▼
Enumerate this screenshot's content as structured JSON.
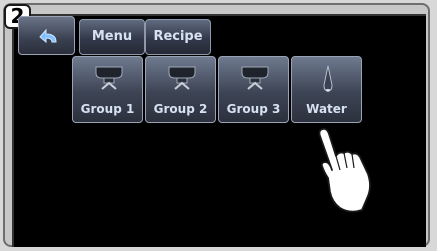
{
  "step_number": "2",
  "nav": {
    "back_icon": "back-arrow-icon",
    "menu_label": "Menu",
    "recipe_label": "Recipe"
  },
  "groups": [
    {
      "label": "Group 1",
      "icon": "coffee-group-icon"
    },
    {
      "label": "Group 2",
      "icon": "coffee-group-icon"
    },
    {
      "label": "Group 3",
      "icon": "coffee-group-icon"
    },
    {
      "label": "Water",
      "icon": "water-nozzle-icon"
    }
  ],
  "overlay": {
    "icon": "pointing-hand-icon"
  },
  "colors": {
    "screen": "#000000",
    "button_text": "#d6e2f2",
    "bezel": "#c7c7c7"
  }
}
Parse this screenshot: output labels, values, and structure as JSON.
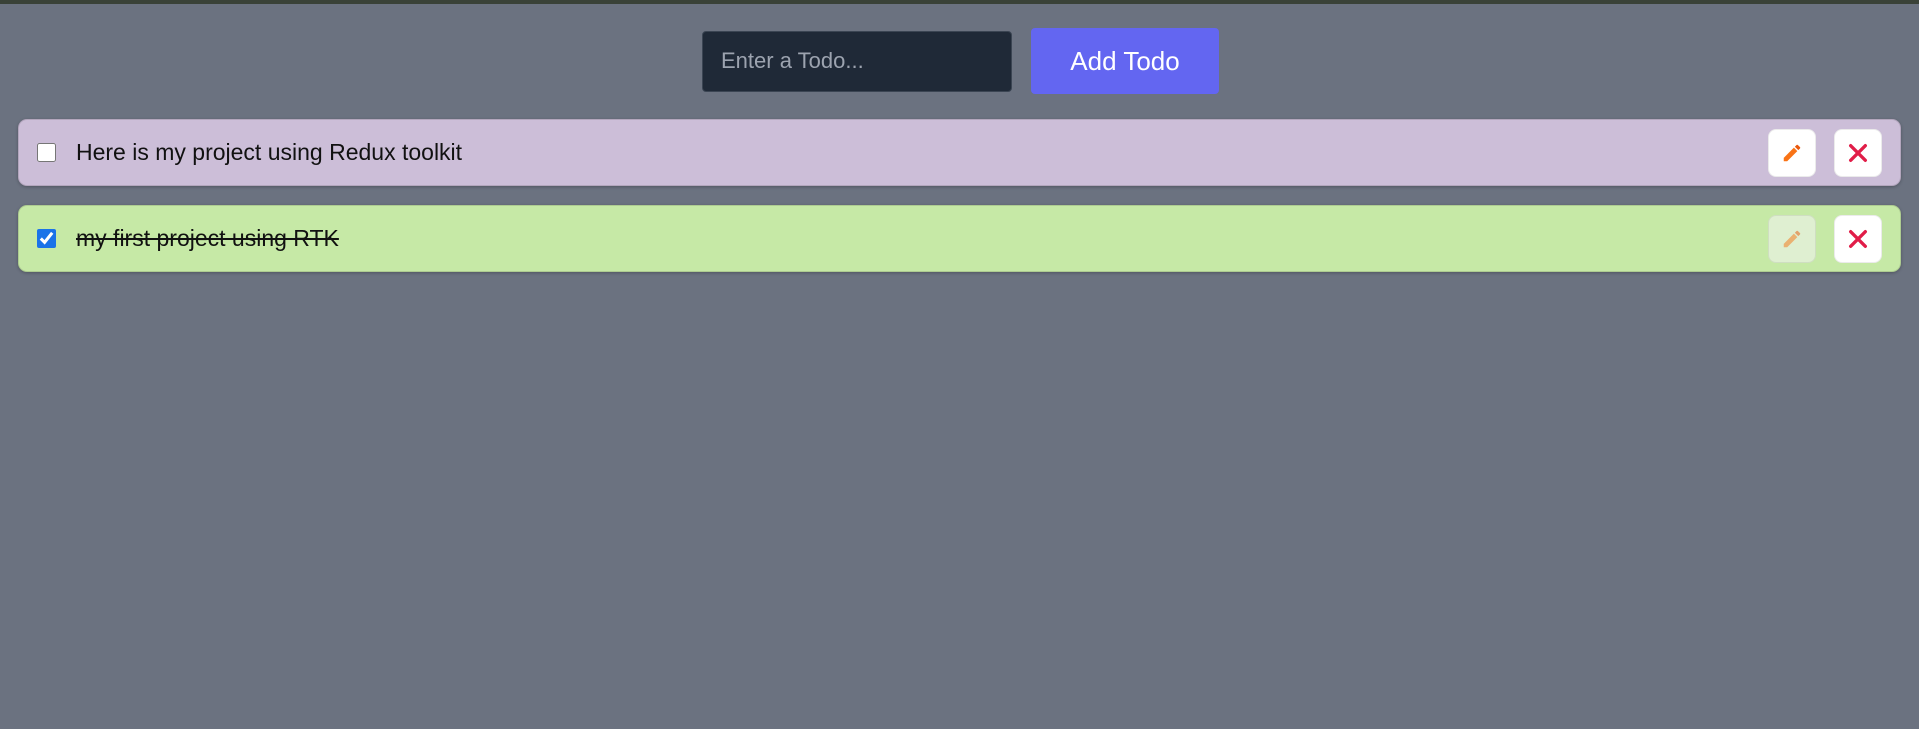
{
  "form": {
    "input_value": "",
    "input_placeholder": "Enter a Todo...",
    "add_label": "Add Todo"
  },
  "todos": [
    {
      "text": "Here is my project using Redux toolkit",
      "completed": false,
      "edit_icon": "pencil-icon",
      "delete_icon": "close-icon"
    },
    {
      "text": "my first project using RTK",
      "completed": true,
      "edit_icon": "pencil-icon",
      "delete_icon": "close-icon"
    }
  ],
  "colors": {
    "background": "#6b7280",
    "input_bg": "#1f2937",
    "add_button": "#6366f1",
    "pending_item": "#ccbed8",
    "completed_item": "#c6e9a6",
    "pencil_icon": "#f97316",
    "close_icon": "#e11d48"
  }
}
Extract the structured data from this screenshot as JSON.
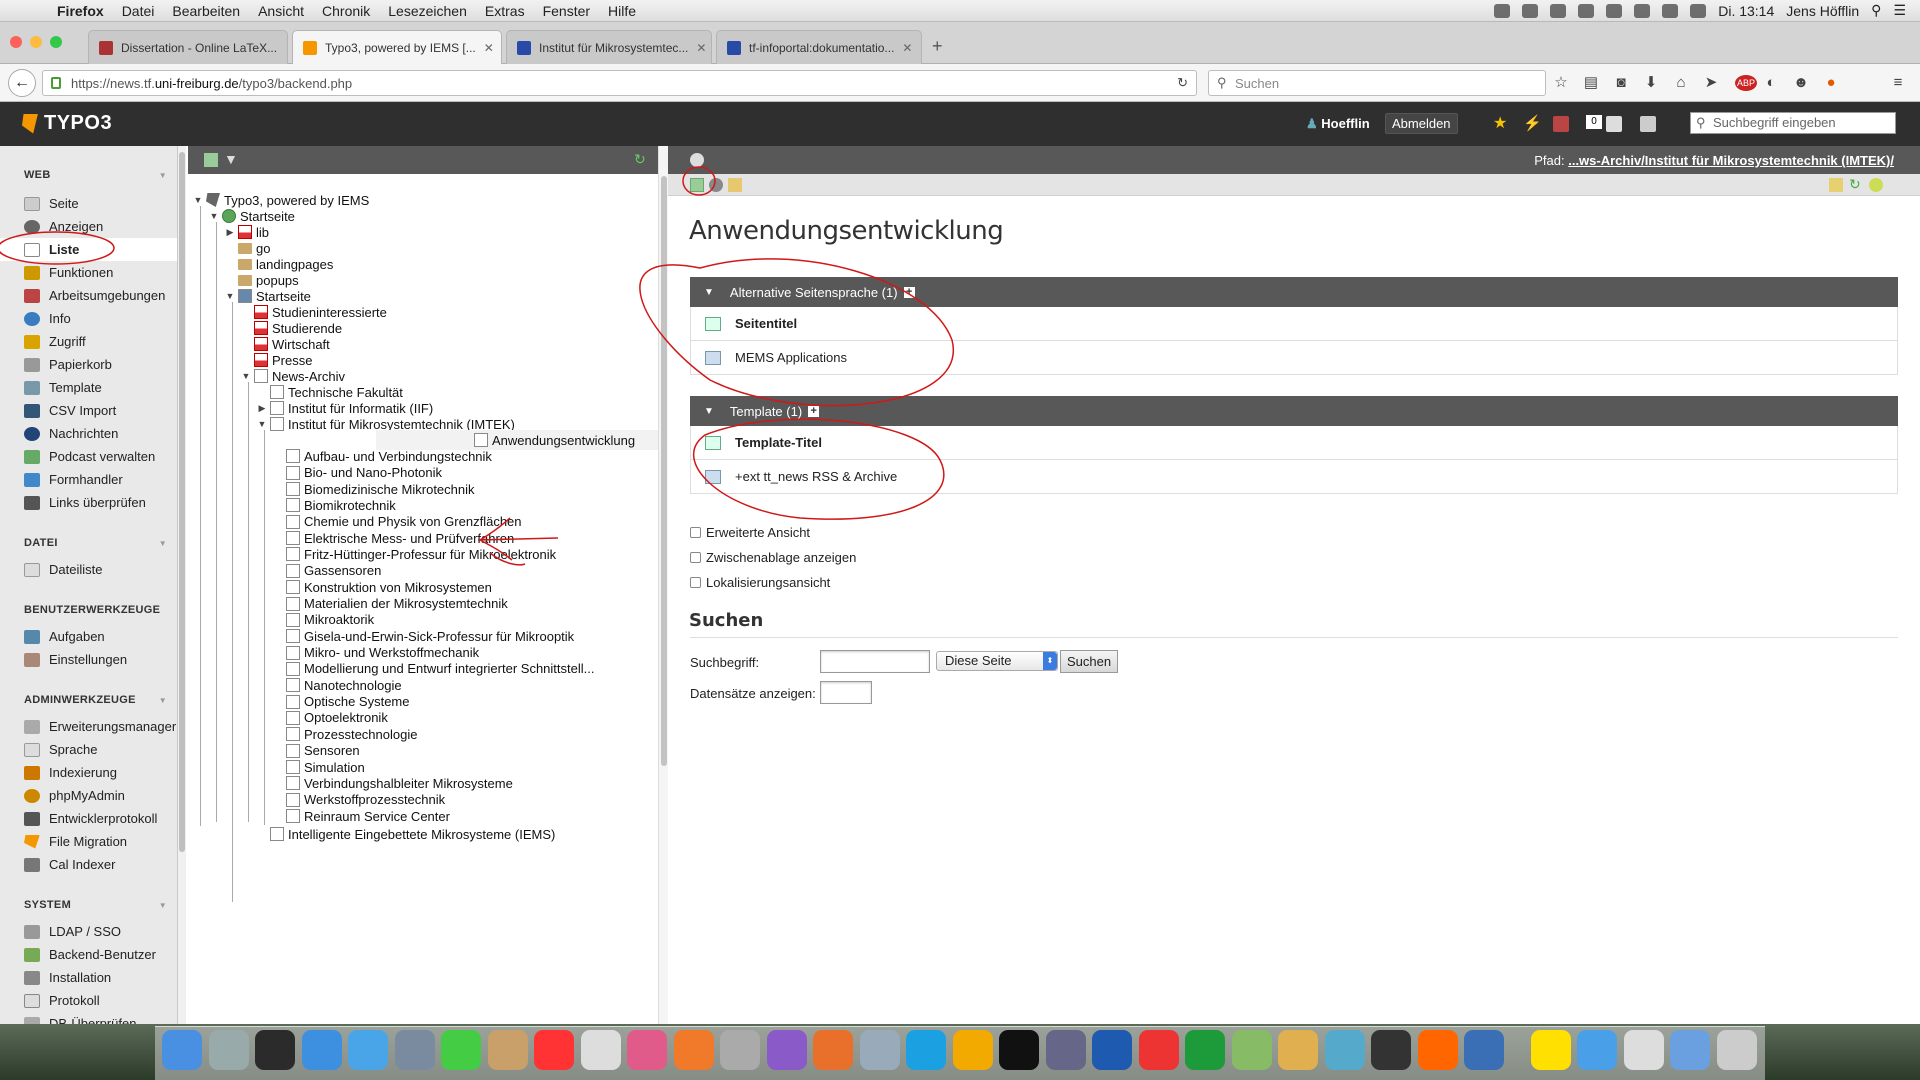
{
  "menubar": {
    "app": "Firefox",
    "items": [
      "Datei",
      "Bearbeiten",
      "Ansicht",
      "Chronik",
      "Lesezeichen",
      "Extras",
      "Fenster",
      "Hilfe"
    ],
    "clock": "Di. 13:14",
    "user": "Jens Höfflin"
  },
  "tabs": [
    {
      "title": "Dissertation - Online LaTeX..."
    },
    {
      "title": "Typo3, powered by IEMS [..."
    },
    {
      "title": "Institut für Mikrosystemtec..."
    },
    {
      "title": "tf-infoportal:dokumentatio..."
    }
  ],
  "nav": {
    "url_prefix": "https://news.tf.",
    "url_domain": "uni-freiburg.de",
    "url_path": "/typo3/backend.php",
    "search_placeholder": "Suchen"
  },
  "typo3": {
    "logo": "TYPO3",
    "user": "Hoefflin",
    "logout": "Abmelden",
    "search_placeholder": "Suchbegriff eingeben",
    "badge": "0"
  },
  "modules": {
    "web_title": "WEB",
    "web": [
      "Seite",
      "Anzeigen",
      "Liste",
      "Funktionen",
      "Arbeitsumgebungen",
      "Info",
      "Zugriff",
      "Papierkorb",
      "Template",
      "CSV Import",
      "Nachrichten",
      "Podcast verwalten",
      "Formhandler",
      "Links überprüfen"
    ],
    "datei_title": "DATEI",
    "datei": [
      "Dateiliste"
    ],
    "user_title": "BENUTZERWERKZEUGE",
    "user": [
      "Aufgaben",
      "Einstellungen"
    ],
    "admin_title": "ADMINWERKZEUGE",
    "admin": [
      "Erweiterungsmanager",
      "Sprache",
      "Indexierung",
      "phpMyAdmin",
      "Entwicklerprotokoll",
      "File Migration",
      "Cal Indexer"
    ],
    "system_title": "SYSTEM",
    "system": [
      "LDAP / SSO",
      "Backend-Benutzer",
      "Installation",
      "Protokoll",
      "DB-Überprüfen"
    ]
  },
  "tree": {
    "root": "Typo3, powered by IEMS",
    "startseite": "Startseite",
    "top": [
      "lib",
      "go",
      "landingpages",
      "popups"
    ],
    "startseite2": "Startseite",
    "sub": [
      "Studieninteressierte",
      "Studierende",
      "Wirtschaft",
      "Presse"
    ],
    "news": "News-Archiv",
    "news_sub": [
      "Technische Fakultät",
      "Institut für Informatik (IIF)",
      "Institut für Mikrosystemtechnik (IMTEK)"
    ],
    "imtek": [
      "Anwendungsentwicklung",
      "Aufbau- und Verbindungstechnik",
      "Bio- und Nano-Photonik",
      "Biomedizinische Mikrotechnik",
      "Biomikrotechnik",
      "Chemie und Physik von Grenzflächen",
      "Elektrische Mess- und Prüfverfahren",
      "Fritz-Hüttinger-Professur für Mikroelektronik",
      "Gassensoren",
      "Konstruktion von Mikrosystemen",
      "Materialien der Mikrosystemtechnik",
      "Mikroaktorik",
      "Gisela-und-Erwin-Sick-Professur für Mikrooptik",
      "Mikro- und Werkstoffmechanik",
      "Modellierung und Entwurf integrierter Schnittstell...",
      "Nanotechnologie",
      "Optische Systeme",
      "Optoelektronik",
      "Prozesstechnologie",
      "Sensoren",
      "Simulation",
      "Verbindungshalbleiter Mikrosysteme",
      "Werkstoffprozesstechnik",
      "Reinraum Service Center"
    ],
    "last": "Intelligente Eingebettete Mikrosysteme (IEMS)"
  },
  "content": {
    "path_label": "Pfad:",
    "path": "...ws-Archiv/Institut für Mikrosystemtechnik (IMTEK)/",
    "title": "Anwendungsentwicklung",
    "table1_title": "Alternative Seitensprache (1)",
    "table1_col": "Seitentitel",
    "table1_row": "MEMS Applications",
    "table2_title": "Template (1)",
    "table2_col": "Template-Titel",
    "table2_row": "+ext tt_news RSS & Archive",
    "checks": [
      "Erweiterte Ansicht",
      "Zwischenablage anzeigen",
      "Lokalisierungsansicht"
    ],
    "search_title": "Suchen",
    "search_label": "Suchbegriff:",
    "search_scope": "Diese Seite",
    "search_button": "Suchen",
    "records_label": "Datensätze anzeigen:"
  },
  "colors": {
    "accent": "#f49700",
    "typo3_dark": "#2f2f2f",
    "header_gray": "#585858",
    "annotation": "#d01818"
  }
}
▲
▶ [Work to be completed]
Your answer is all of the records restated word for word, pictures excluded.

▶ [Solution]
Enumerate this screenshot's content as structured JSON.
{
  "step_number": "2",
  "nav": {
    "back_icon": "back-arrow-icon",
    "menu_label": "Menu",
    "recipe_label": "Recipe"
  },
  "groups": [
    {
      "label": "Group 1",
      "icon": "coffee-group-icon"
    },
    {
      "label": "Group 2",
      "icon": "coffee-group-icon"
    },
    {
      "label": "Group 3",
      "icon": "coffee-group-icon"
    },
    {
      "label": "Water",
      "icon": "water-nozzle-icon"
    }
  ],
  "overlay": {
    "icon": "pointing-hand-icon"
  },
  "colors": {
    "screen": "#000000",
    "button_text": "#d6e2f2",
    "bezel": "#c7c7c7"
  }
}
Parse this screenshot: output labels, values, and structure as JSON.
{
  "form": {
    "input_value": "",
    "input_placeholder": "Enter a Todo...",
    "add_label": "Add Todo"
  },
  "todos": [
    {
      "text": "Here is my project using Redux toolkit",
      "completed": false,
      "edit_icon": "pencil-icon",
      "delete_icon": "close-icon"
    },
    {
      "text": "my first project using RTK",
      "completed": true,
      "edit_icon": "pencil-icon",
      "delete_icon": "close-icon"
    }
  ],
  "colors": {
    "background": "#6b7280",
    "input_bg": "#1f2937",
    "add_button": "#6366f1",
    "pending_item": "#ccbed8",
    "completed_item": "#c6e9a6",
    "pencil_icon": "#f97316",
    "close_icon": "#e11d48"
  }
}
Extract the structured data from this screenshot as JSON.
{
  "menubar": {
    "app": "Firefox",
    "items": [
      "Datei",
      "Bearbeiten",
      "Ansicht",
      "Chronik",
      "Lesezeichen",
      "Extras",
      "Fenster",
      "Hilfe"
    ],
    "clock": "Di. 13:14",
    "user": "Jens Höfflin"
  },
  "tabs": [
    {
      "title": "Dissertation - Online LaTeX..."
    },
    {
      "title": "Typo3, powered by IEMS [..."
    },
    {
      "title": "Institut für Mikrosystemtec..."
    },
    {
      "title": "tf-infoportal:dokumentatio..."
    }
  ],
  "nav": {
    "url_prefix": "https://news.tf.",
    "url_domain": "uni-freiburg.de",
    "url_path": "/typo3/backend.php",
    "search_placeholder": "Suchen"
  },
  "typo3": {
    "logo": "TYPO3",
    "user": "Hoefflin",
    "logout": "Abmelden",
    "search_placeholder": "Suchbegriff eingeben",
    "badge": "0"
  },
  "modules": {
    "web_title": "WEB",
    "web": [
      "Seite",
      "Anzeigen",
      "Liste",
      "Funktionen",
      "Arbeitsumgebungen",
      "Info",
      "Zugriff",
      "Papierkorb",
      "Template",
      "CSV Import",
      "Nachrichten",
      "Podcast verwalten",
      "Formhandler",
      "Links überprüfen"
    ],
    "datei_title": "DATEI",
    "datei": [
      "Dateiliste"
    ],
    "user_title": "BENUTZERWERKZEUGE",
    "user": [
      "Aufgaben",
      "Einstellungen"
    ],
    "admin_title": "ADMINWERKZEUGE",
    "admin": [
      "Erweiterungsmanager",
      "Sprache",
      "Indexierung",
      "phpMyAdmin",
      "Entwicklerprotokoll",
      "File Migration",
      "Cal Indexer"
    ],
    "system_title": "SYSTEM",
    "system": [
      "LDAP / SSO",
      "Backend-Benutzer",
      "Installation",
      "Protokoll",
      "DB-Überprüfen"
    ]
  },
  "tree": {
    "root": "Typo3, powered by IEMS",
    "startseite": "Startseite",
    "top": [
      "lib",
      "go",
      "landingpages",
      "popups"
    ],
    "startseite2": "Startseite",
    "sub": [
      "Studieninteressierte",
      "Studierende",
      "Wirtschaft",
      "Presse"
    ],
    "news": "News-Archiv",
    "news_sub": [
      "Technische Fakultät",
      "Institut für Informatik (IIF)",
      "Institut für Mikrosystemtechnik (IMTEK)"
    ],
    "imtek": [
      "Anwendungsentwicklung",
      "Aufbau- und Verbindungstechnik",
      "Bio- und Nano-Photonik",
      "Biomedizinische Mikrotechnik",
      "Biomikrotechnik",
      "Chemie und Physik von Grenzflächen",
      "Elektrische Mess- und Prüfverfahren",
      "Fritz-Hüttinger-Professur für Mikroelektronik",
      "Gassensoren",
      "Konstruktion von Mikrosystemen",
      "Materialien der Mikrosystemtechnik",
      "Mikroaktorik",
      "Gisela-und-Erwin-Sick-Professur für Mikrooptik",
      "Mikro- und Werkstoffmechanik",
      "Modellierung und Entwurf integrierter Schnittstell...",
      "Nanotechnologie",
      "Optische Systeme",
      "Optoelektronik",
      "Prozesstechnologie",
      "Sensoren",
      "Simulation",
      "Verbindungshalbleiter Mikrosysteme",
      "Werkstoffprozesstechnik",
      "Reinraum Service Center"
    ],
    "last": "Intelligente Eingebettete Mikrosysteme (IEMS)"
  },
  "content": {
    "path_label": "Pfad:",
    "path": "...ws-Archiv/Institut für Mikrosystemtechnik (IMTEK)/",
    "title": "Anwendungsentwicklung",
    "table1_title": "Alternative Seitensprache (1)",
    "table1_col": "Seitentitel",
    "table1_row": "MEMS Applications",
    "table2_title": "Template (1)",
    "table2_col": "Template-Titel",
    "table2_row": "+ext tt_news RSS & Archive",
    "checks": [
      "Erweiterte Ansicht",
      "Zwischenablage anzeigen",
      "Lokalisierungsansicht"
    ],
    "search_title": "Suchen",
    "search_label": "Suchbegriff:",
    "search_scope": "Diese Seite",
    "search_button": "Suchen",
    "records_label": "Datensätze anzeigen:"
  },
  "colors": {
    "accent": "#f49700",
    "typo3_dark": "#2f2f2f",
    "header_gray": "#585858",
    "annotation": "#d01818"
  }
}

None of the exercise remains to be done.